(SOURCE MATERIAL Opens)
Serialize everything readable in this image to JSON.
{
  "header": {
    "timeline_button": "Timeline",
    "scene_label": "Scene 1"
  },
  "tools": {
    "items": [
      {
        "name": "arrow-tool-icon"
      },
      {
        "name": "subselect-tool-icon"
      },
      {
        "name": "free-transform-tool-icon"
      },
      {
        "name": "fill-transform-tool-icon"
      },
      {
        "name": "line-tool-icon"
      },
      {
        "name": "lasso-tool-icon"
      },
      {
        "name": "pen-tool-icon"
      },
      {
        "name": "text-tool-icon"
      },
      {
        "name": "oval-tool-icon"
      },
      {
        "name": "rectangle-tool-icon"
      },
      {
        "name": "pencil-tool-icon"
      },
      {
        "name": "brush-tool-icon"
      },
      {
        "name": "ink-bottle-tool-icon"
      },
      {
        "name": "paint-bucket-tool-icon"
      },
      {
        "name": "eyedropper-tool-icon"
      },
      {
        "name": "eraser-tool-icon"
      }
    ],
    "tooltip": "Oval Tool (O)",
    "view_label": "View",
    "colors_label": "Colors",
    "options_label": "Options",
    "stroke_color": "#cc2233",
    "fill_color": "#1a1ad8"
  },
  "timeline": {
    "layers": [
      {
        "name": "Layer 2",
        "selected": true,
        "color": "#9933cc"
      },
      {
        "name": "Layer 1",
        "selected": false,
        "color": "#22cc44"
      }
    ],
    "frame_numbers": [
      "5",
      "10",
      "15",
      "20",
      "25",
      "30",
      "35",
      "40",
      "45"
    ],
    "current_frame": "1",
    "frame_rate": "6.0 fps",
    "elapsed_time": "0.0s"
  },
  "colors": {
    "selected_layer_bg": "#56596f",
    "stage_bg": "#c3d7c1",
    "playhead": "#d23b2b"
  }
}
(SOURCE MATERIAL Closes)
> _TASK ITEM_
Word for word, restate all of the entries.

> _ANSWER SECTION_
Serialize everything readable in this image to JSON.
{
  "header": {
    "timeline_button": "Timeline",
    "scene_label": "Scene 1"
  },
  "tools": {
    "items": [
      {
        "name": "arrow-tool-icon"
      },
      {
        "name": "subselect-tool-icon"
      },
      {
        "name": "free-transform-tool-icon"
      },
      {
        "name": "fill-transform-tool-icon"
      },
      {
        "name": "line-tool-icon"
      },
      {
        "name": "lasso-tool-icon"
      },
      {
        "name": "pen-tool-icon"
      },
      {
        "name": "text-tool-icon"
      },
      {
        "name": "oval-tool-icon"
      },
      {
        "name": "rectangle-tool-icon"
      },
      {
        "name": "pencil-tool-icon"
      },
      {
        "name": "brush-tool-icon"
      },
      {
        "name": "ink-bottle-tool-icon"
      },
      {
        "name": "paint-bucket-tool-icon"
      },
      {
        "name": "eyedropper-tool-icon"
      },
      {
        "name": "eraser-tool-icon"
      }
    ],
    "tooltip": "Oval Tool (O)",
    "view_label": "View",
    "colors_label": "Colors",
    "options_label": "Options",
    "stroke_color": "#cc2233",
    "fill_color": "#1a1ad8"
  },
  "timeline": {
    "layers": [
      {
        "name": "Layer 2",
        "selected": true,
        "color": "#9933cc"
      },
      {
        "name": "Layer 1",
        "selected": false,
        "color": "#22cc44"
      }
    ],
    "frame_numbers": [
      "5",
      "10",
      "15",
      "20",
      "25",
      "30",
      "35",
      "40",
      "45"
    ],
    "current_frame": "1",
    "frame_rate": "6.0 fps",
    "elapsed_time": "0.0s"
  },
  "colors": {
    "selected_layer_bg": "#56596f",
    "stage_bg": "#c3d7c1",
    "playhead": "#d23b2b"
  }
}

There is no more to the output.